Perhaps part of the problem is that the game’s narrative doesn’t actually offer that many real options. Most of the branches aren’t branches at all. Instead, they generally do one of three things: one, they reveal themselves to be dead ends, forcing you back to a previous node; two, they only offer the illusion of choice, because every option leads to the same node; or three, they result in an abrupt ending. Endings are plentiful in Desert Heat, but branches aren’t, and that probably accentuated the feeling of restriction I was already experiencing as a result of dropping from the wide-open ambiance of a text adventure into the more streamlined mode of CYOA. Consequently, I found that I was having less fun with Desert Heat than I had with the good parser games I’ve played so far, though to be fair I did find it more fun than the bad parser games, so format isn’t the only thing at work here.

The other unique thing about DH is its genre. It calls itself “A Romance Of Sorts”, and because I’m not a reader of romances, I couldn’t say how closely it hews to the conventions of that genre. I can say that it was written well, proofread well, and programmed well (though the programming chores are obviously more minimal when it comes to CYOA, and the author apparently had help from Mark Musante’s CYOA library for TADS). The Arabic, desert milieu is one I haven’t seen very often at all in IF (the only other one I can bring to mind is a section of TimeQuest), and it feels fresh and interesting. The characters are believable, the intrigue plausible, and there are even some quite subtle moments of humor. (Read the descriptions closely if you ask one of the characters to dance.)

As the author’s warning suggests, there are some sexual scenes available, and in fact the options to include or exclude these scenes represent some of the most significant choices available in the game. Again, I’m not sure what the conventions of the genre are when it comes to this kind of scene — some of them made me a little queasy, but I only encountered these when I was systematically going through the game looking for text I had missed (the inclusion of “undo” was much appreciated.) They didn’t appear in my first few plays through the game, which probably says something about how I tend to play a character.
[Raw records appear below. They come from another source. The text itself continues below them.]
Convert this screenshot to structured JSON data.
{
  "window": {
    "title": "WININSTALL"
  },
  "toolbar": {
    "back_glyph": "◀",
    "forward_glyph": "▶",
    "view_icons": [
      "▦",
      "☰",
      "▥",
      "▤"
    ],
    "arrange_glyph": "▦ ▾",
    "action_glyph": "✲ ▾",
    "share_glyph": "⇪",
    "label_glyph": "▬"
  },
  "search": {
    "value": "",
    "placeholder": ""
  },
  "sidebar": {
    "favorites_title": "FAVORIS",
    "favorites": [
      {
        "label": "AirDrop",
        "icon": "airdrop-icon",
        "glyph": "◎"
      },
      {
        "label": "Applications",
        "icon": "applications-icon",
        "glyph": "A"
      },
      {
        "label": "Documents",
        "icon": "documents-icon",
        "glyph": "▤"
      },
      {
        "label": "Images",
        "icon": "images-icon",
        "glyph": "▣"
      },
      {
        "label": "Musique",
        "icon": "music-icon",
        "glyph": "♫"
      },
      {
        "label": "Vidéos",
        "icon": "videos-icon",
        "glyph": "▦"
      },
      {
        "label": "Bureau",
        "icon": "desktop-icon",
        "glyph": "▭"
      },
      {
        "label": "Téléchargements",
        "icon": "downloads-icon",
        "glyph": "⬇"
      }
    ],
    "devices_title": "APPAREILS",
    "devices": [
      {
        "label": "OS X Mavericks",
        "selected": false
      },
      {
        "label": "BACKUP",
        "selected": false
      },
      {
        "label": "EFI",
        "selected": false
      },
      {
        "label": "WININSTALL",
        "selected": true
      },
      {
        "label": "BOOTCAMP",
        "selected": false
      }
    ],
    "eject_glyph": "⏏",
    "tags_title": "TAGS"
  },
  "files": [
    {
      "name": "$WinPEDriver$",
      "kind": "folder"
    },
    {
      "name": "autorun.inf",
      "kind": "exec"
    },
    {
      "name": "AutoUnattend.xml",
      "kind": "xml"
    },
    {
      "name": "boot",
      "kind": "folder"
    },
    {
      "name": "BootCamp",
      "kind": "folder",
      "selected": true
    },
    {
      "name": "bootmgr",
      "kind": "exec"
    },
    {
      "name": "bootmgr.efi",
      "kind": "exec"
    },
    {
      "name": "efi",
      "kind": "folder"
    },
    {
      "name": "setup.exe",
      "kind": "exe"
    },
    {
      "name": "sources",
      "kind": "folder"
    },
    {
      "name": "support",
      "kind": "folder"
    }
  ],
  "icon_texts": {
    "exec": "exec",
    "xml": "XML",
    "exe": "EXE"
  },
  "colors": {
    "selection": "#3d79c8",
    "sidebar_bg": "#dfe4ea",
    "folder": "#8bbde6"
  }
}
In the end, while I appreciated Desert Heat for its experimentation with an untried format for comp games, and while I enjoyed its presentation of an unusual setting, I just couldn’t get very into the story. This is no doubt partly just because romances like this aren’t really my cup of tea — I’d never seek one out for pleasure reading. Also, there are some continuity slips in the game, highlighting the fact that although CYOA takes the burden out of coding, it places much more stringent demands on plotting — characters shouldn’t seem surprised to discover something that was already revealed in a previous node, or by contrast claim knowledge of something that hasn’t been revealed yet in this particular narrative trajectory, and those things sometimes happen in Desert Heat.

In the final analysis, it was probably a combination of factors that made me say, “Nice try, but it didn’t really work for me.” I still think a CYOA could work in the comp, but the lesson of Desert Heat is that such a game would not only have to be well-written and very well-plotted, but also wide enough and with enough available choices to provide a feeling of freedom at least somewhat comparable with parser games.

Rating: 5.4